Lab Notebooks

The use of lab notebooks for scientific documentation is a ubiquitous part of physics research. These records, documented in physics labs all around the world, constitute the foundational information for essentially all the published experimental results found in physics journals. Without thoughtful and thorough records of experimental progress, it is difficult to imagine physicists successfully navigating the complexities of today's research frontier. Given its importance, the skill of scientific documentation and how it is developed deserves more active consideration than it has to date.

Writing in Labs

Writing is an integral part of the process of science. In the undergraduate physics curriculum, the most common place that students engage with scientific writing is in lab classes, typically through lab notebooks, reports, and proposals. There has not been much research on why and how we include writing in physics lab classes, and instructors may incorporate writing for a variety of reasons. Through a broader study of multiweek projects in advanced lab classes, we have developed a framework for thinking about and understanding the role of writing in lab classes.

Physics Measurements Questionnaire

The Physics Measurement Questionnaire (PMQ) is a survey that measures student reasoning about measurement uncertainty at the intro physics level. It was developed over a decade ago by Prof. Saalih Allie et al. at the University of Cape Town, ZA. The survey concerns an experiment in which a ball rolls down a ramp and then flies through the air in free-fall before landing some horizontal distance away from where it started.

SPRUCE for Researchers

We are currently developing a new research-based assessment instrument called the Survey of Physics Reasoning on Uncertainty Concepts in Experiments (SPRUCE). We are doing this in partnership with Prof. Rachel Henderson and Prof. Marcos D. Caballero at Michigan State University (see here). SPRUCE will measure student learning connected to measurement uncertainty at the intro undergraduate level in the context of experimental physics.   

Ownership of Projects

Promoting students' sense of ownership over their work is an important aspect of learning, both in instructional and research settings. The importance of ownership is recognized by many instructors and advisors to be an important outcome of their students' efforts. However, for many instructors and researchers, what it means to have a sense of ownership may be understood only in broad and surface-level terms. In physics, one promising venue for engaging students in projects over which they feel ownership is the instructional lab course.

ECLASS for Researchers

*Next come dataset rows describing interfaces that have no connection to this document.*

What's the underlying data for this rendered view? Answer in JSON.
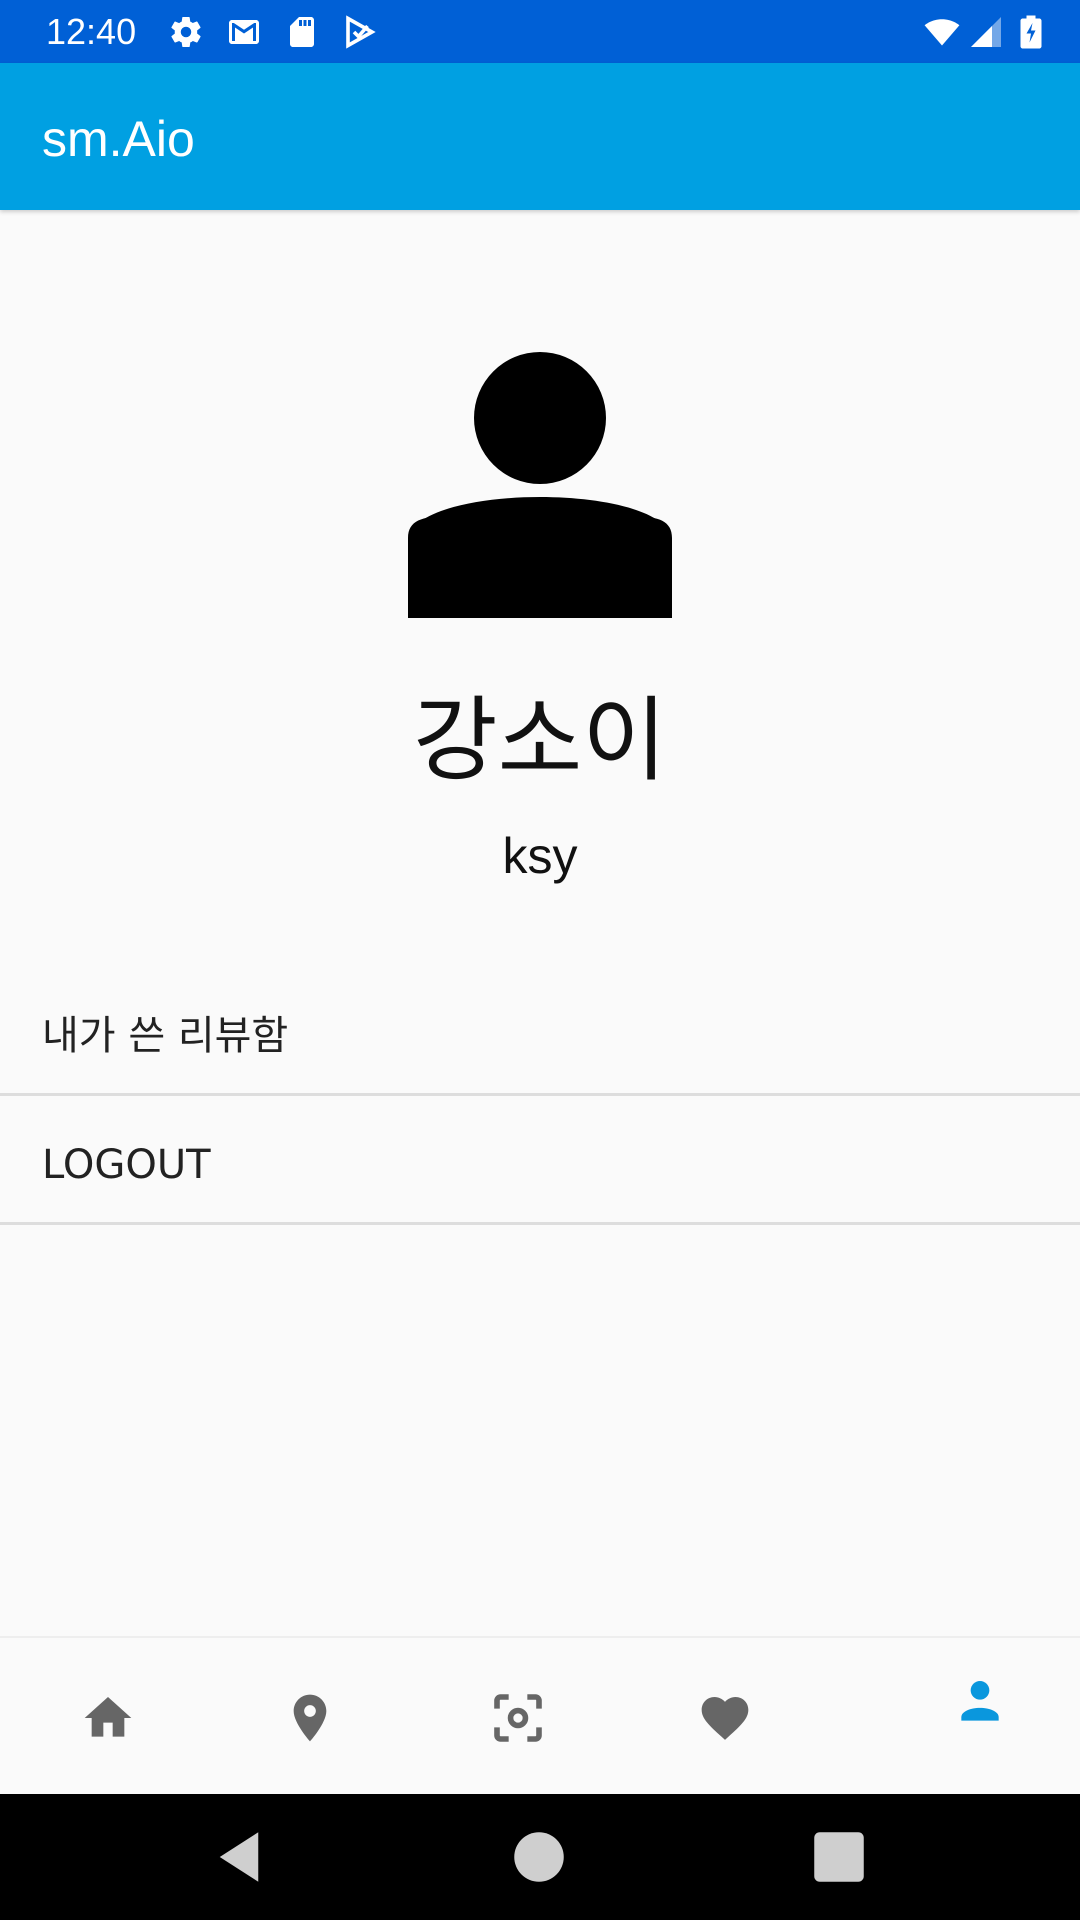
{
  "status_bar": {
    "time": "12:40",
    "left_icons": [
      "settings-icon",
      "gmail-icon",
      "sd-card-icon",
      "play-store-icon"
    ],
    "right_icons": [
      "wifi-icon",
      "cell-signal-icon",
      "battery-icon"
    ]
  },
  "app_bar": {
    "title": "sm.Aio"
  },
  "profile": {
    "name": "강소이",
    "user_id": "ksy"
  },
  "menu": [
    {
      "label": "내가 쓴 리뷰함"
    },
    {
      "label": "LOGOUT"
    }
  ],
  "bottom_nav": {
    "items": [
      "home-icon",
      "location-icon",
      "scan-icon",
      "heart-icon",
      "person-icon"
    ],
    "active": "person-icon"
  },
  "colors": {
    "status_bar": "#0060d6",
    "app_bar": "#00a0e2",
    "accent": "#0a97dd",
    "inactive_icon": "#666666"
  }
}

The Colorado Learning Attitudes about Science Survey for Experimental Physics (E-CLASS) was developed as a broadly applicable assessment tool for undergraduate physics lab courses. At the beginning and end of the semester, the E-CLASS assesses students' views about their strategies, habits of mind, and attitudes when doing experiments in lab classes. Students also reflect on how those same strategies, habits of mind, and attitudes are practiced by professional researchers.

Modeling in Project-Based Labs

Open-ended lab activities are beneficial for students' learning and their beliefs and attitudes about experimental physics. In particular, student-designed multiweek projects are an increasingly common feature in advanced lab courses, where students can design their own questions, experimental procedures, and analysis methods as they engage in authentic experimental practices. In this context, we investigate students' engagement with modeling and their views about the process of experimental physics. 


The term troubleshooting often refers to the process of repairing a malfunctioning apparatus. In this sense, troubleshooting can be thought of as a type of modeling: the physical apparatus is refined in order to bring its performance into better alignment with expectations that are informed by a model for how the apparatus should perform. Troubleshooting is also a type of problem-solving where the solution state is known but the solution path is unknown: "What’s wrong and how do I fix it?"

MAPLE for Researchers

The Modeling Assessment for Physics Laboratory Experiments (MAPLE) is an assessment that has been developed to measure students' processes of modeling in advanced-level lab classes focusing on either electronics or optics. The assessment consists of two surveys: a pre-test on mechanics (measuring the acceleration due to gravity using a pendulum) and a post-test on either an inverting amplifier circuit or a polarizer setup.

Experimental Modeling Framework

The Experimental Modeling Framework (EMF) is one way to describe the nonlinear, recursive process through which experimental physicists develop, use, and refine models and apparatus. In the context of upper-division physics lab courses, we developed the EMF to characterize students' model-based reasoning and to inform the development of instructional lab environments that engage students in the practice of modeling.  A diagram of the EMF is shown at left, and a pdf is available for download below.